Christian Brothers Investment Services (CBIS) has proposed that three companies report on online child sexual exploitation. It withdrew after discussions at Apple, having sought
a report, including a risk evaluation...by February 2020, assessing whether Apple’s products, services, policies and practices are sufficient to prevent material impacts to the company’s finances, brand reputation, or product demand, in light of strong public concern regarding the growing risk to children of sexual exploitation online.
CBIS, Proxy Impact, and faith-based investor have pending resolutions at Sprint and Verizon Communications that are seeking
a report on the potential sexual exploitation of children through the company’s products and services, including a risk evaluation...by March 2020, assessing whether the company’s oversight, policies and practices are sufficient to prevent material impacts to the company’s brand reputation, product demand or social license.

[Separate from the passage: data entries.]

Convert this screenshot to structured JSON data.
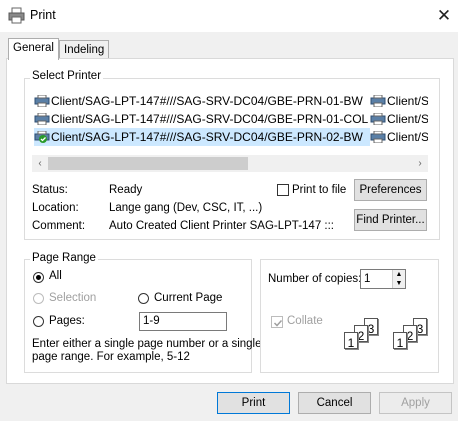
{
  "window": {
    "title": "Print",
    "close_icon": "close-icon"
  },
  "tabs": [
    {
      "label": "General"
    },
    {
      "label": "Indeling"
    }
  ],
  "select_printer": {
    "label": "Select Printer",
    "printers": [
      {
        "name": "Client/SAG-LPT-147#///SAG-SRV-DC04/GBE-PRN-01-BW"
      },
      {
        "name": "Client/SAG-LPT-147#///SAG-SRV-DC04/GBE-PRN-01-COL"
      },
      {
        "name": "Client/SAG-LPT-147#///SAG-SRV-DC04/GBE-PRN-02-BW",
        "selected": true,
        "default": true
      }
    ],
    "second_column": [
      {
        "name": "Client/S"
      },
      {
        "name": "Client/S"
      },
      {
        "name": "Client/S"
      }
    ],
    "status_label": "Status:",
    "status_value": "Ready",
    "location_label": "Location:",
    "location_value": "Lange gang (Dev, CSC, IT, ...)",
    "comment_label": "Comment:",
    "comment_value": "Auto Created Client Printer SAG-LPT-147 :::",
    "print_to_file_label": "Print to file",
    "preferences_label": "Preferences",
    "find_printer_label": "Find Printer..."
  },
  "page_range": {
    "label": "Page Range",
    "all_label": "All",
    "selection_label": "Selection",
    "current_page_label": "Current Page",
    "pages_label": "Pages:",
    "pages_value": "1-9",
    "help_text_line1": "Enter either a single page number or a single",
    "help_text_line2": "page range.  For example, 5-12"
  },
  "copies": {
    "label": "Number of copies:",
    "value": "1",
    "collate_label": "Collate",
    "page_numbers": [
      "1",
      "2",
      "3",
      "1",
      "2",
      "3"
    ]
  },
  "footer": {
    "print_label": "Print",
    "cancel_label": "Cancel",
    "apply_label": "Apply"
  }
}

These resolutions are the beginning of a new campaign that will engage a wide variety of IT companies involved with data storage, social media and telecommunications, as well as at device producers. Seventy-five percent of children trafficked or sold for sex are advertised online. Mobile devices have led to a dramatic increase in online child sex imagery—at least 50,000 new images are posted each year online and more than half of these are of children 10 years old or younger.
CHILD SEXUAL EXPLOITATION ONLINE—A GROWING RISK FOR THE TECHNOLOGY SECTOR
Tracey C. Rembert
Director of Catholic Responsible Investing, Christian Brothers Investment Services, Inc. (CBIS)
While Information and Communications Technology (ICT) companies are now widely-held components of many investor portfolios, they are also at the center of an escalating trend in children being sexually exploited and abused online. The technology used in sex crimes against children is ubiquitous, from smartphones to gaming consoles, and through various apps, text messaging, social media sites, cloud storage, and more. And yet, ICT companies rarely disclose how they are combating these growing risks, from identifying and blocking child sex images, to investing in new solutions to stay ahead of the abusers.
Trucking: The Presbyterian Church (USA) has withdrawn a proposal to Hub Group that asks it to report “on the implementation of a program to address human trafficking internally and in its supply chain.” The withdrawal came after discussions with the company and Truckers Against Trafficking. The supporting statement suggested the report include a policy statement, overview of company education and training efforts, plans for customer communications, information for trucker contacts at its destinations and publish an annual report.
Sugarcane supply chain: As You Sow has resubmitted a resolution to Monster Beverage, asking it to issue a report by November “containing the criteria and analytical methodology used to determine its conclusion of ‘minimal risk’ of slavery and human trafficking in its sugarcane supply chain.” The resolution earned 19.9 percent in 2018.